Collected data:

BEGIN

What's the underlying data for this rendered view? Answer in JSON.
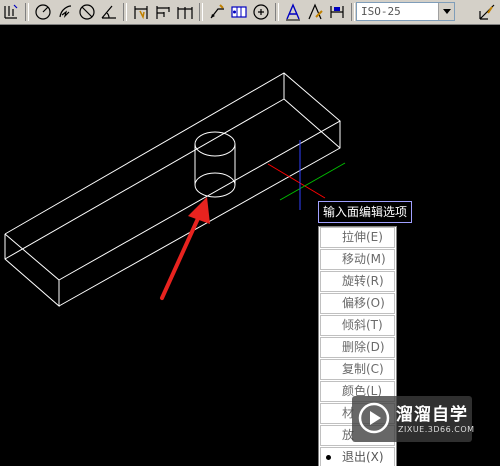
{
  "toolbar": {
    "icons": [
      "ordinate-dimension-icon",
      "radius-dimension-icon",
      "jogged-dimension-icon",
      "diameter-dimension-icon",
      "angular-dimension-icon",
      "quick-dimension-icon",
      "baseline-dimension-icon",
      "continue-dimension-icon",
      "quick-leader-icon",
      "tolerance-icon",
      "center-mark-icon",
      "dimension-edit-icon",
      "dimension-text-edit-icon",
      "dimension-update-icon",
      "dimension-style-icon"
    ],
    "dim_style": "ISO-25"
  },
  "tooltip": "输入面编辑选项",
  "menu": {
    "items": [
      {
        "label": "拉伸(E)"
      },
      {
        "label": "移动(M)"
      },
      {
        "label": "旋转(R)"
      },
      {
        "label": "偏移(O)"
      },
      {
        "label": "倾斜(T)"
      },
      {
        "label": "删除(D)"
      },
      {
        "label": "复制(C)"
      },
      {
        "label": "颜色(L)"
      },
      {
        "label": "材"
      },
      {
        "label": "放"
      },
      {
        "label": "退出(X)",
        "current": true
      }
    ]
  },
  "watermark": {
    "title": "溜溜自学",
    "subtitle": "ZIXUE.3D66.COM"
  },
  "colors": {
    "canvas": "#000000",
    "wireframe": "#ffffff",
    "arrow": "#e8231f",
    "ucs_x": "#ff0000",
    "ucs_y": "#00c000",
    "ucs_z": "#3040ff"
  }
}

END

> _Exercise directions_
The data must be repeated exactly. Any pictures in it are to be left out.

> _Written solution_
What's the underlying data for this rendered view? Answer in JSON.
{
  "toolbar": {
    "icons": [
      "ordinate-dimension-icon",
      "radius-dimension-icon",
      "jogged-dimension-icon",
      "diameter-dimension-icon",
      "angular-dimension-icon",
      "quick-dimension-icon",
      "baseline-dimension-icon",
      "continue-dimension-icon",
      "quick-leader-icon",
      "tolerance-icon",
      "center-mark-icon",
      "dimension-edit-icon",
      "dimension-text-edit-icon",
      "dimension-update-icon",
      "dimension-style-icon"
    ],
    "dim_style": "ISO-25"
  },
  "tooltip": "输入面编辑选项",
  "menu": {
    "items": [
      {
        "label": "拉伸(E)"
      },
      {
        "label": "移动(M)"
      },
      {
        "label": "旋转(R)"
      },
      {
        "label": "偏移(O)"
      },
      {
        "label": "倾斜(T)"
      },
      {
        "label": "删除(D)"
      },
      {
        "label": "复制(C)"
      },
      {
        "label": "颜色(L)"
      },
      {
        "label": "材"
      },
      {
        "label": "放"
      },
      {
        "label": "退出(X)",
        "current": true
      }
    ]
  },
  "watermark": {
    "title": "溜溜自学",
    "subtitle": "ZIXUE.3D66.COM"
  },
  "colors": {
    "canvas": "#000000",
    "wireframe": "#ffffff",
    "arrow": "#e8231f",
    "ucs_x": "#ff0000",
    "ucs_y": "#00c000",
    "ucs_z": "#3040ff"
  }
}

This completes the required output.